Supreme, to Shapiro, is just an extension of New York City. Once out in Los Angeles, he tells Camilla he’s never been outside of the state of New York for longer than 10 days (a fact stated with no second thought about his lack of worldliness) before he begins an oft-interrupted history of Supreme to his disinterested friend. But that detail is seen again and again throughout the book. Most of his strife can be chalked up to homesickness and ignorance, rather than fully existential pressures. This book takes Shapiro on his longest trip away from home for a brand defined by nostalgia from that very hometown. He goes halfway across the world to get a new experience, and then is turned off by how much it isn’t New York City.

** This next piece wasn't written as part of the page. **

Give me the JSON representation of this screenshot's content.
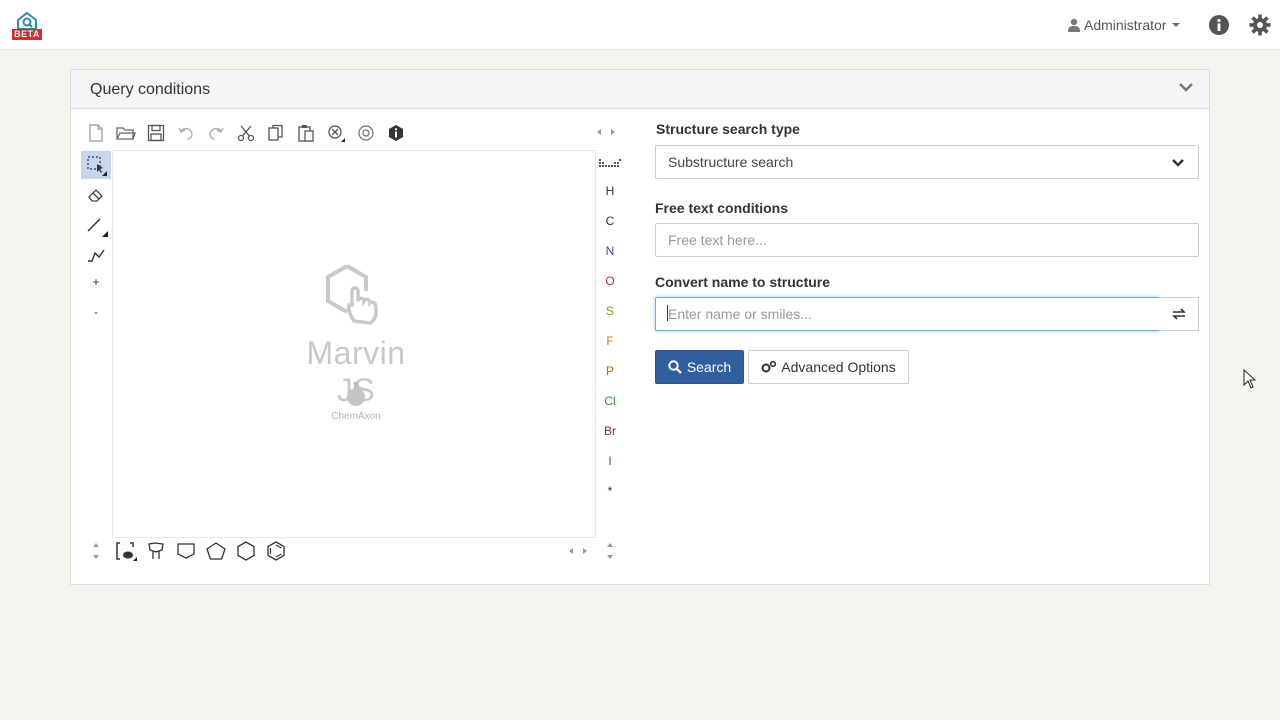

Not even a Supreme-branded red flag could have have provided enough warning for how badly his trip to Japan goes, home to the majority of Supreme’s retail locations, even after he says his only real reference of Japan is Lost in Translation. When they arrive, their Airbnb host tells them that “Supreme doesn’t mean the same thing to people here as, I imagine, what it means to you. There is no counterculture.” Shapiro, so obsessed with underworld connotations of certain Supreme objects, fulfills this prediction: he cannot handle the thought of it being so readily accepted in Japan. That Supreme means New York City, and a hyper-specific kind of ’90s New York City that never really existed, means nothing in Japan. Their AirBnB host mentions how the United States might perceive a strong cultural difference between a Supreme and Ralph Lauren, but in Japan, where the cultural subtext is diminished, such brands can become interchangeable. Even the niceness of a McDonald’s throws him off balance: “It was cleaner than the bathroom in my apartment.” A small moment, but that a fast food bathroom couldn’t meet his expectations reinforced how Japan — home to the most Supreme stores in the world — couldn’t possibly fit into the views he had projected onto the brand. The entire trip Shapiro feels out of place, except for the brief stay in London — New York’s international kin — which unsurprisingly pulls him in, just because, he notes, everything isn’t so fucking clean.
Shapiro readily admits the imagined New York City of the past is in his head, and that he’s searching for a faux-nostalgic twinge. His eyes never allow him to see Supreme without a hometown bias. That Shapiro traveled the world to seek out the same garments shows his personal devotion to the brand, but even he admits the brand doesn’t support such devotion. Supremacist wrestles with that contradiction, but still doesn’t know, when faced with that red logo, how to just say no.
Originally published at www.mtv.com.